The stylish Pump Room exemplifies the Public brand’s high-end take on affordable F&B.
“We invented that word ‘boutique’,” he said. “When we started in the boutique space, it was the future of the business. … But the space got a little too crowded for me, and I wanted to move on. “
Just as each Public hotel will exude its own sense of design, so too will development vary from one hotel to the next.
“I’m completely opportunistic about that,” Schrager said. “We went out of the box. We can do a large inner-city hotel that has a thousand rooms, or we can do a lot smaller one with a lot fewer rooms.”
It all depends on the property and location and, of course, whether the numbers work, he said.
Target locations include major, "24-hour," international cities such as Los Angeles and Miami. Schrager's already purchased sites in both New York and London.
Schrager declined to reveal development costs for the hotels.
While the Public Chicago is owned by entities controlled by Schrager and iStar Financial and is operated by the Ian Schrager Company, the hotel veteran is up for alternative arrangements such as third-party management.
Schrager envisions 15 to 20 hotels within five years, though he anticipates some challenges along the way.
“It’s very difficult to get deals done in this environment,” he said. “The banks haven’t been moving. It’s just very difficult to get a transaction done. When an asset becomes available, it’s sort of very competitive.
Additionally, he said asset prices haven’t dropped in response to the economy, so good sites are few and far in between.
Having established a foothold below the boutique segment, Schrager said he’s eager to broaden his stance and move above it.
“We would love to do a luxury brand as well. I think there’s an opportunity on that end.”
For now, however, Schrager’s got enough on his plate with Public.
“All of the opportunities are coming into the Public space, and that space is wide open. There isn’t anything really original with the kind of exciting food-and-beverage concepts and the great service we provide and the exciting visuals.

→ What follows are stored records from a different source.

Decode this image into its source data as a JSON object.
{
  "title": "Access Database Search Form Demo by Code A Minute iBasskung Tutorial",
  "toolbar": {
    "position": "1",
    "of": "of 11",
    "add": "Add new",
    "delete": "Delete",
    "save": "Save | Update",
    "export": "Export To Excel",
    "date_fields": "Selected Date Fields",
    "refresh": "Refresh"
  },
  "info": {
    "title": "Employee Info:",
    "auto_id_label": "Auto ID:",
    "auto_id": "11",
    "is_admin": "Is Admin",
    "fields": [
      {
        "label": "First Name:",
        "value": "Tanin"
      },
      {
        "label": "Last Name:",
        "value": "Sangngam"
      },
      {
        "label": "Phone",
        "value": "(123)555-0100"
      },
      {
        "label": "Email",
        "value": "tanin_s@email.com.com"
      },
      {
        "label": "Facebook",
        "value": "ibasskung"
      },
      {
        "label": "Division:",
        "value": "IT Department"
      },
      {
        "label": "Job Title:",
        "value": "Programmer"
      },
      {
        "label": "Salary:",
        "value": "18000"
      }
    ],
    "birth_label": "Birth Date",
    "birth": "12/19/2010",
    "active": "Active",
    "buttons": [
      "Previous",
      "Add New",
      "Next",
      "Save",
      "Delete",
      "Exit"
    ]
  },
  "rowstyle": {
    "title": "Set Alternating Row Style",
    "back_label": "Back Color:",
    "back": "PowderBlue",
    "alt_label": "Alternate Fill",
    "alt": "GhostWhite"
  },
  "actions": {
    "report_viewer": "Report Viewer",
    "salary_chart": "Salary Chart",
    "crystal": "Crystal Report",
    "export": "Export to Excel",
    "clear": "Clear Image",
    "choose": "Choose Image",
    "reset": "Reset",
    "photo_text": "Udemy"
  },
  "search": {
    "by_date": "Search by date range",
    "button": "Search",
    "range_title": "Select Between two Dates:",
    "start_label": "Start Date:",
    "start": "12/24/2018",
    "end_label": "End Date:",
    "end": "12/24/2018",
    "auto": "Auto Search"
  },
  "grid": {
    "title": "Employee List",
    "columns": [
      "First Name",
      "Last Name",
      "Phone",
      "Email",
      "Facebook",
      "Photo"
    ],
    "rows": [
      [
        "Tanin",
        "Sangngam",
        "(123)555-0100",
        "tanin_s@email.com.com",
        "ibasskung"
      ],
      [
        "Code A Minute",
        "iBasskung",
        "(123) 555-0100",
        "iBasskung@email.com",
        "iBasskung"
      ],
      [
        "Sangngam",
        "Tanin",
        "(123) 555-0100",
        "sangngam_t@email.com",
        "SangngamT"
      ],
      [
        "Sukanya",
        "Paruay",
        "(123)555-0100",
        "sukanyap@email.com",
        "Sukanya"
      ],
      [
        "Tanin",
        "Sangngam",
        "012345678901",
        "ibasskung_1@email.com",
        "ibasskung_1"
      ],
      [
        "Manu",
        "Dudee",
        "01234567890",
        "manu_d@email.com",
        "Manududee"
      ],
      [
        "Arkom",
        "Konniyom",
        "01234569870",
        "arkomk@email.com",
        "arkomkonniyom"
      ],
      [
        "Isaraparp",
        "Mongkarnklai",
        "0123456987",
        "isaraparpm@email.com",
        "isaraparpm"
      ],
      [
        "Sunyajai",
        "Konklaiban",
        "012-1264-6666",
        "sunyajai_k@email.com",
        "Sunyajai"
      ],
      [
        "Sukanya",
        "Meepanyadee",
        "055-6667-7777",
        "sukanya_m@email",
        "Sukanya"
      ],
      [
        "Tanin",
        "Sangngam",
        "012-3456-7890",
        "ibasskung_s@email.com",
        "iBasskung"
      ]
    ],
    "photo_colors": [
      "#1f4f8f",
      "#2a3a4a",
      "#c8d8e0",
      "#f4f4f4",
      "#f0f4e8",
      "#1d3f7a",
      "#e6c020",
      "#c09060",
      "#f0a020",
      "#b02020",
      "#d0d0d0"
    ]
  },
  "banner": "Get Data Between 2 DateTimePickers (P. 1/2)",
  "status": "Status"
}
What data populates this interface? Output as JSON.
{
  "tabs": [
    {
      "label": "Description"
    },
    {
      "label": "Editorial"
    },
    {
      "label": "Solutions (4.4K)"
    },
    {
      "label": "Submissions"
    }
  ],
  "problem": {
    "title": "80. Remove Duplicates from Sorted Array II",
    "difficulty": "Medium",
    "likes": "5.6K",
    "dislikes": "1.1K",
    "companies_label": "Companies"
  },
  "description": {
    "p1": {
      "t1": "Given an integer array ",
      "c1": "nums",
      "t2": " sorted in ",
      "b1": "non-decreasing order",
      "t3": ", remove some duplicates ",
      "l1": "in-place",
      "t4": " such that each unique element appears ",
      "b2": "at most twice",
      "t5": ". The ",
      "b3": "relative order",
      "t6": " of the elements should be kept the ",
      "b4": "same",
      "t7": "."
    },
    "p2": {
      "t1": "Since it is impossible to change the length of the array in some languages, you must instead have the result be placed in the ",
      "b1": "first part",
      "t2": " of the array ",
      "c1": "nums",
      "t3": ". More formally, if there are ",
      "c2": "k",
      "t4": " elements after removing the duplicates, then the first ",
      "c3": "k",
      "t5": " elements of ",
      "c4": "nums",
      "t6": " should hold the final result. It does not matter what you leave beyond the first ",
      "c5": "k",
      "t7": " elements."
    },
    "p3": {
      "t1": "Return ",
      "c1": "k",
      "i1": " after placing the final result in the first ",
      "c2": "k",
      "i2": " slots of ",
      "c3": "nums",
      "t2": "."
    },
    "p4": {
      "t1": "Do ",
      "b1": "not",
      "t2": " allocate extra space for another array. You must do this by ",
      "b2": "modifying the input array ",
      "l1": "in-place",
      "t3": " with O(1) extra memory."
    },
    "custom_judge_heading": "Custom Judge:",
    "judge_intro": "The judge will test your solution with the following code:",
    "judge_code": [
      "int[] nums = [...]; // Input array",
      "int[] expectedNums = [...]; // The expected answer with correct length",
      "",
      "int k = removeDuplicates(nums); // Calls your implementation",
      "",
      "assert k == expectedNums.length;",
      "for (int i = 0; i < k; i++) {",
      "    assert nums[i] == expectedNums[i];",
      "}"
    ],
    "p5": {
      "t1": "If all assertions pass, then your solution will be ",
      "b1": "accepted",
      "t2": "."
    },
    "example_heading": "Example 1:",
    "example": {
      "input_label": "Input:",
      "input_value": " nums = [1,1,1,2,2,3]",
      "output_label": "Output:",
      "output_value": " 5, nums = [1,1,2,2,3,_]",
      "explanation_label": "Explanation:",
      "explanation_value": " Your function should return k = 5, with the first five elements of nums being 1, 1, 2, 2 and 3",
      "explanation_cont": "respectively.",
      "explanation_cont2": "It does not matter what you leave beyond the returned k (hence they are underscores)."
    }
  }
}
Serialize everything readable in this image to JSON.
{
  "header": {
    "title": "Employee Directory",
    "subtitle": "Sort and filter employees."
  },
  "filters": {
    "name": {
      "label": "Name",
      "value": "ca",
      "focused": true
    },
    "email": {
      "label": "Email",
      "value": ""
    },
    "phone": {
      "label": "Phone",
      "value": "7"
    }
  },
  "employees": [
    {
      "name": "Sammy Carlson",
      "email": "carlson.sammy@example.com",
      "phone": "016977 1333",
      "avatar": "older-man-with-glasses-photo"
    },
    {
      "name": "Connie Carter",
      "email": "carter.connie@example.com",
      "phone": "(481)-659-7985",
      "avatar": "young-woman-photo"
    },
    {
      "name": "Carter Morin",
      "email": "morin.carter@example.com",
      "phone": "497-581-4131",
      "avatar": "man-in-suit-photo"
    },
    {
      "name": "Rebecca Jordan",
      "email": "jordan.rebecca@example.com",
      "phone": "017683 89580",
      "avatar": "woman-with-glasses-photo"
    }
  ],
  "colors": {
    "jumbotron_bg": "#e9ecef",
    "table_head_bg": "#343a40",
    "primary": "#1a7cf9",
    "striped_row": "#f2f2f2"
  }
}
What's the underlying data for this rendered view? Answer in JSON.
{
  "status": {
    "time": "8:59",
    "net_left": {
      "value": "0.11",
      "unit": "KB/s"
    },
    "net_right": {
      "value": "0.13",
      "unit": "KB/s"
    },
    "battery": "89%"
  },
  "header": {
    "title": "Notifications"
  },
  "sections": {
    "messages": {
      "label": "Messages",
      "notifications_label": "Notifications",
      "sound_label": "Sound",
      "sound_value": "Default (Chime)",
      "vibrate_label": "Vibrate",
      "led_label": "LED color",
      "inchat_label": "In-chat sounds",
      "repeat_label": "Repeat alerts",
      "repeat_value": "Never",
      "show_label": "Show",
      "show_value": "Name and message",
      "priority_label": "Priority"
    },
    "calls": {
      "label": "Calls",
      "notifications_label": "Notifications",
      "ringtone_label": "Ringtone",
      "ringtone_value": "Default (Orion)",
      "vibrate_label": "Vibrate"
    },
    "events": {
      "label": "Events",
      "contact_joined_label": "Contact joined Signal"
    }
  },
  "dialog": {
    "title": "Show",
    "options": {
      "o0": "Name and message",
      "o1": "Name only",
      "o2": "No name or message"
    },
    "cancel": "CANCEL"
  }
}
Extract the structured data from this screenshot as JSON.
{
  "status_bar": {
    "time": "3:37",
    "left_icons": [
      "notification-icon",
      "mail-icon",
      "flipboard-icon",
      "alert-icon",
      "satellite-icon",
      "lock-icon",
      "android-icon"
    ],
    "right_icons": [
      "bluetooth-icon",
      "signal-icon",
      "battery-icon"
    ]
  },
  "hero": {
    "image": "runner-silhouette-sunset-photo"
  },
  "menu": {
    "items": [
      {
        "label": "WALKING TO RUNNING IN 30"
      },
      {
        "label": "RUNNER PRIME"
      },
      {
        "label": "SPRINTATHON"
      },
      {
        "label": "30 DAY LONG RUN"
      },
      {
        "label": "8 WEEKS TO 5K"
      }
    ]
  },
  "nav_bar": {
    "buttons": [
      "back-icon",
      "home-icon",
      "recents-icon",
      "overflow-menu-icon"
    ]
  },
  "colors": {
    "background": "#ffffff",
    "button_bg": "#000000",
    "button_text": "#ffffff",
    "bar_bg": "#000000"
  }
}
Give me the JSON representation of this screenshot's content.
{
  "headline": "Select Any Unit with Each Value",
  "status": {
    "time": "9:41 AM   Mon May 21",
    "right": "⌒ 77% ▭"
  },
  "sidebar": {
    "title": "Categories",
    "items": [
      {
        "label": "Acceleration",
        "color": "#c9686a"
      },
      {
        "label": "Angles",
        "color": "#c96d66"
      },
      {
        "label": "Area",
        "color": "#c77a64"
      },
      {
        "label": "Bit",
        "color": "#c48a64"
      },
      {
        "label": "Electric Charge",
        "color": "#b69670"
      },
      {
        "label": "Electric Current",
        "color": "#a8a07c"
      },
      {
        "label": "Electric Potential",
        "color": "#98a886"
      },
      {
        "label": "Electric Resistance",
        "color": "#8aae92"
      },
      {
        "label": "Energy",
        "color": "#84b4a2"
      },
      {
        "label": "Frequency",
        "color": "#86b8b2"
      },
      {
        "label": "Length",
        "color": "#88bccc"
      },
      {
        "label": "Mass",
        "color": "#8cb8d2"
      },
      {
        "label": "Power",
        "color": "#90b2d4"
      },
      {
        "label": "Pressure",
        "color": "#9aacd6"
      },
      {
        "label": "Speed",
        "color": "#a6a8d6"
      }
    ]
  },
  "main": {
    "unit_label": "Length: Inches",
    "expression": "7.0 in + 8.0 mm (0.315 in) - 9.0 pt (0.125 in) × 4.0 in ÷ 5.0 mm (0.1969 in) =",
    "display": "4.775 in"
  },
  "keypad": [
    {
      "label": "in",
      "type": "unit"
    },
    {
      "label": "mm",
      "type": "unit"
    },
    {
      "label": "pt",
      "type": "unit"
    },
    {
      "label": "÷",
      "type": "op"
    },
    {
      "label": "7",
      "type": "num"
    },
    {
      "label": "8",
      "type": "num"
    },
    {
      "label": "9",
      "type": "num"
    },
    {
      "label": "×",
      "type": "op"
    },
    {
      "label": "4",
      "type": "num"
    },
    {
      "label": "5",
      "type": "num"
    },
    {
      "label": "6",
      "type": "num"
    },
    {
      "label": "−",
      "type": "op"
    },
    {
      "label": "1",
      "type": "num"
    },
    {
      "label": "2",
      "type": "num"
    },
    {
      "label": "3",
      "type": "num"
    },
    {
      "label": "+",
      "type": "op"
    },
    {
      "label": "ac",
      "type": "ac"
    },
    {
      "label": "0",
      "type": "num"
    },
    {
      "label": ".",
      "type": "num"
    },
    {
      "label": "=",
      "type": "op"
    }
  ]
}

We’re going into that select-service space and providing luxury service but all at the same value.”